Governor Malloy’s budget director, Benjamin Barnes, told the Finance Committee this week that a proposal to publicly disclose confidential tax information about many Connecticut businesses would “send the message that Connecticut is ‘closed for business.’”
In written testimony, Barnes reminded the committee that state lawmakers passed the credits, deductions and exemptions in order to promote economic development, job growth and more investment in the state.
Under HB 6560, the Department of Revenue Services would make public a list of businesses accessing state-provided deductions, credits or exemptions, along with the actual amount of tax savings and advantages realized by each company.
But making that information public would “create a disincentive for companies to conduct business in Connecticut,” said Barnes, adding that it would cause harm to businesses “simply availing themselves of tax code provisions granted by the General Assembly.”
No other state requires or permits the disclosure of company-specific data if a business is using tax credits, deductions or exemptions. Connecticut and some other states do allow the disclosure of combined data that does not name specific companies. The DRS compiles and releases this aggregate data to the Office of Fiscal Analysis, which uses it for their biennial reports to the legislature.
Ron San Angelo, acting commissioner of the Department of Economic and Community Development (which administers many tax credit programs), said HB 6560 conflicts with state protections of tax returns and other proprietary information. If disclosed, that information “could be utilized by the business’ competition providing insight on the profitability and capital investments made by that business.”

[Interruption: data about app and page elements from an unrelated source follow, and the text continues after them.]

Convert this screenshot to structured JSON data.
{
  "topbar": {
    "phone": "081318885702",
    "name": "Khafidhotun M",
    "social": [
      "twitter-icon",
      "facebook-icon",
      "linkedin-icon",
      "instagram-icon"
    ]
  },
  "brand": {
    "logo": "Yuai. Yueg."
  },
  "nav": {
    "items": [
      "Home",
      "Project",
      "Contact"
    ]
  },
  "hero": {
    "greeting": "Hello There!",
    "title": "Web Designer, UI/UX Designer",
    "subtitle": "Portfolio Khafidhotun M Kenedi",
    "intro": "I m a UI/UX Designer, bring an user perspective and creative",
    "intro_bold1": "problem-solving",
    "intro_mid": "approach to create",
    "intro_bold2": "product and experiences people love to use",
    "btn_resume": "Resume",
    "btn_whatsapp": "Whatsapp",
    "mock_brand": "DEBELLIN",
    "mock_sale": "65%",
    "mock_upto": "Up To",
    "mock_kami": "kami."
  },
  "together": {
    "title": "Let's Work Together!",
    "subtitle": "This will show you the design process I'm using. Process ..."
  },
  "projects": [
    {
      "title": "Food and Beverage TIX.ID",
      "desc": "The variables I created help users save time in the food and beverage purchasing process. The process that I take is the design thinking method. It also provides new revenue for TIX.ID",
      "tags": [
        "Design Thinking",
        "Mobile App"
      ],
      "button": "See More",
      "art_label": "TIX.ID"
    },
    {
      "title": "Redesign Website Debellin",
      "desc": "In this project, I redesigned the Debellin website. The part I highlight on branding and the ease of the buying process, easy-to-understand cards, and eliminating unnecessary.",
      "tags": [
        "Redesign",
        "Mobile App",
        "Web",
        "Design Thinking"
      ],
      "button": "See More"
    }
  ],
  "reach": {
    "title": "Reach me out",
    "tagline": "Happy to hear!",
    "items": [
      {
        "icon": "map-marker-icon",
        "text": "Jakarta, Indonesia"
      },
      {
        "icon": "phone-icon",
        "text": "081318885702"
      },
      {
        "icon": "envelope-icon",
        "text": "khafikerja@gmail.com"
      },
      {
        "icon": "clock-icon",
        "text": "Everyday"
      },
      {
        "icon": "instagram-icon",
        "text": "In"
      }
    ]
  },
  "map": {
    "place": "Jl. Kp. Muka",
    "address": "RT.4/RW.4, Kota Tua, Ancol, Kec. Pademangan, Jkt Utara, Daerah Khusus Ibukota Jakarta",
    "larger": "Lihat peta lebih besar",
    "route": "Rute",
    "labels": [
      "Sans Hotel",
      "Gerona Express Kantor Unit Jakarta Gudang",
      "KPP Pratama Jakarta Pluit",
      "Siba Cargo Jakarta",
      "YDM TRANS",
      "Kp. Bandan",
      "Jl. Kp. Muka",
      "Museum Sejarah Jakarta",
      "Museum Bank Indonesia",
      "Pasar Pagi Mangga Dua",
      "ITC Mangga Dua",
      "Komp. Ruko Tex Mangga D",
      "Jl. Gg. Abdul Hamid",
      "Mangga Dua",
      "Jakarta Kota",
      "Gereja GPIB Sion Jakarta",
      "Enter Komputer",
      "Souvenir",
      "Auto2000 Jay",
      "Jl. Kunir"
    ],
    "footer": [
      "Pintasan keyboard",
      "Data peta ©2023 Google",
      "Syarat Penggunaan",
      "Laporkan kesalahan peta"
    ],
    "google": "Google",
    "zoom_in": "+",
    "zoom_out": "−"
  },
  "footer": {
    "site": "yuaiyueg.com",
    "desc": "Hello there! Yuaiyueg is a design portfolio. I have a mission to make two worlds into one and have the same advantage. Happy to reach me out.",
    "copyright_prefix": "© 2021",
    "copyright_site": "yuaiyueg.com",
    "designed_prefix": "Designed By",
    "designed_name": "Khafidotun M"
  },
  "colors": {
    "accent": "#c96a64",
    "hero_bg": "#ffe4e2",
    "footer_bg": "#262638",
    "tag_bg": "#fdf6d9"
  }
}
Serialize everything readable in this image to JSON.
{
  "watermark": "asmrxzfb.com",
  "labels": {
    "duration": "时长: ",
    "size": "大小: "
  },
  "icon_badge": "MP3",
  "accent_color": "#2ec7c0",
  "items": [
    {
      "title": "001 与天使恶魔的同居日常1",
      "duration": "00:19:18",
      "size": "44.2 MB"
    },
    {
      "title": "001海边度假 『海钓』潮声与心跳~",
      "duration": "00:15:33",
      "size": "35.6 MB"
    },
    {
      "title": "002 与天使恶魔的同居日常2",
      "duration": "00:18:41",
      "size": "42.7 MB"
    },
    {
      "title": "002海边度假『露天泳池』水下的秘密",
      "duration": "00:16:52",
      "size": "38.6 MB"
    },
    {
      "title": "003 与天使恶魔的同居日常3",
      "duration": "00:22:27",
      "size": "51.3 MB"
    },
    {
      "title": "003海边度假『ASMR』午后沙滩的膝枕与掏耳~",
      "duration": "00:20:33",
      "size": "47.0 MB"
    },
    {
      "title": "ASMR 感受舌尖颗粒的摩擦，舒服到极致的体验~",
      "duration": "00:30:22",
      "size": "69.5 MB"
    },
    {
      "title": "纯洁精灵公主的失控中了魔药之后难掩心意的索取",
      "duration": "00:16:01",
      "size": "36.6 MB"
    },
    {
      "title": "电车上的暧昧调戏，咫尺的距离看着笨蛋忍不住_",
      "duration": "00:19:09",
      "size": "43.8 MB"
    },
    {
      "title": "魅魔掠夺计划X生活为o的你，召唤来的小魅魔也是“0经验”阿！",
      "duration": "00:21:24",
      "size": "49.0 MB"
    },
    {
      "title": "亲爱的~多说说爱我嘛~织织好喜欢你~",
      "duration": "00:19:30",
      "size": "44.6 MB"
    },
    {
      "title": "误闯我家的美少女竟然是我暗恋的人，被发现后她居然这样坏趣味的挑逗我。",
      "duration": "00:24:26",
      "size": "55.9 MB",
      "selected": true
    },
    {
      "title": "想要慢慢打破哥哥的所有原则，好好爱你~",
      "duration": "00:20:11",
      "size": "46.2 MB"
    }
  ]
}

CBIA urges the committee to reject HB 6560. For more information, contact CBIA’s Bonnie Stewart at 860.244.1925 or email@example.com.